Generally, it’s understood when playing up-and-down that the job of the coach is more to be a professional scorekeeper rather than a coach. With that said, it is also much less mentally exerting (like picking up balls) for coaches and not as demanding on them.
Depending on the age it inevitably takes a couple of minutes for kids to change courts, gather their things, some coaches wrongfully check their phones, etc., and if you do up- and down for five-rounds that is 10 minutes of wasted time each session.
Lastly, if you are the very strongest in your group, it can dilute the quality of you court.
For the reasons I gave, Up-and-Down is a good thing to incorporate into your program—just not every week. In a program where the coaching quality is low, I would recommend doing “Up-and-Down” every other week and keeping fixed courts every other week. By alternating "Up-and-Down" weeks, one can get the opportunity to play to your in different levels against a variety of different players one week. The following week that player can get more “meat-and- potatoes” substance of just being on the same court with players of like ability and a coach who can show you how you improved on something during that session because you had that coach the whole time.
At a program where the coaching is at a higher level, I would limit Up- and-Down to every three-to-four weeks. This is because of the limited influence coaches have when playing up-and-down. Better coaches are truly wasting their talents in this format and junior players would benefit developmentally with their more in-depth instruction.
In my opinion, doing Up-and-Down every week is a little bit of a lazy way for clubs to avoid rational and irrational parent/player complaints regarding what court they are assigned.
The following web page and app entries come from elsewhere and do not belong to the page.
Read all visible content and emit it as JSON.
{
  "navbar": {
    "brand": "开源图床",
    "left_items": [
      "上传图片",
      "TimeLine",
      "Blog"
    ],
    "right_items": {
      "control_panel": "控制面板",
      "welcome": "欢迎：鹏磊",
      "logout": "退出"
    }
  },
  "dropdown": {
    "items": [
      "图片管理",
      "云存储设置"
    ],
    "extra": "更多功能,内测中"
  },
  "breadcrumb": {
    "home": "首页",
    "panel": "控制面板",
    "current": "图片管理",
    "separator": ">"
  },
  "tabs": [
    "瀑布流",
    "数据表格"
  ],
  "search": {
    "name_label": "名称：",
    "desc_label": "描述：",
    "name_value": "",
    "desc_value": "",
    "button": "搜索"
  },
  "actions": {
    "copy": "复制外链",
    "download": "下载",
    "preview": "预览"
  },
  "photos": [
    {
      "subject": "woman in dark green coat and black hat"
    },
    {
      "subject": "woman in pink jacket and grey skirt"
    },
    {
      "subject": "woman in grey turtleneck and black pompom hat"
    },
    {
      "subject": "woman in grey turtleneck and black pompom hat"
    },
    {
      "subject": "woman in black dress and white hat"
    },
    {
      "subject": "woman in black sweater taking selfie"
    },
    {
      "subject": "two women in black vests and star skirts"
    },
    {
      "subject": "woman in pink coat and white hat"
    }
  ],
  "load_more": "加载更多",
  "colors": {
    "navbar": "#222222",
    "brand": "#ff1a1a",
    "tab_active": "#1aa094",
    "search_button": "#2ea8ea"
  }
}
I know this as I sat in meetings years ago that mentioned this as a big benefit to doing “Up-and-Down”! And although the program director is choosing the format, coaches don’t mind because score keeping is pretty much a mind-numbing activity and takes little energy at the end of a long day.
Who knew “Up-and-Down” and diets during the holiday season have something in common...everything in moderation!
Ricky Becker is the Director of Tennis at the prestigious Pine Hollow Country Club for his ninth year, coaches high-performance juniors throughout the year and has been the Director of Tennis at three of Long Island’s biggest junior programs. As a player, Becker was the Most Valuable Player for the 1996 NCAA Championship Stanford Tennis team and ranked in the top-five nationally as a junior. He can be reached at firstname.lastname@example.org, 516-359-4843 or via juniortennisconsulting.com.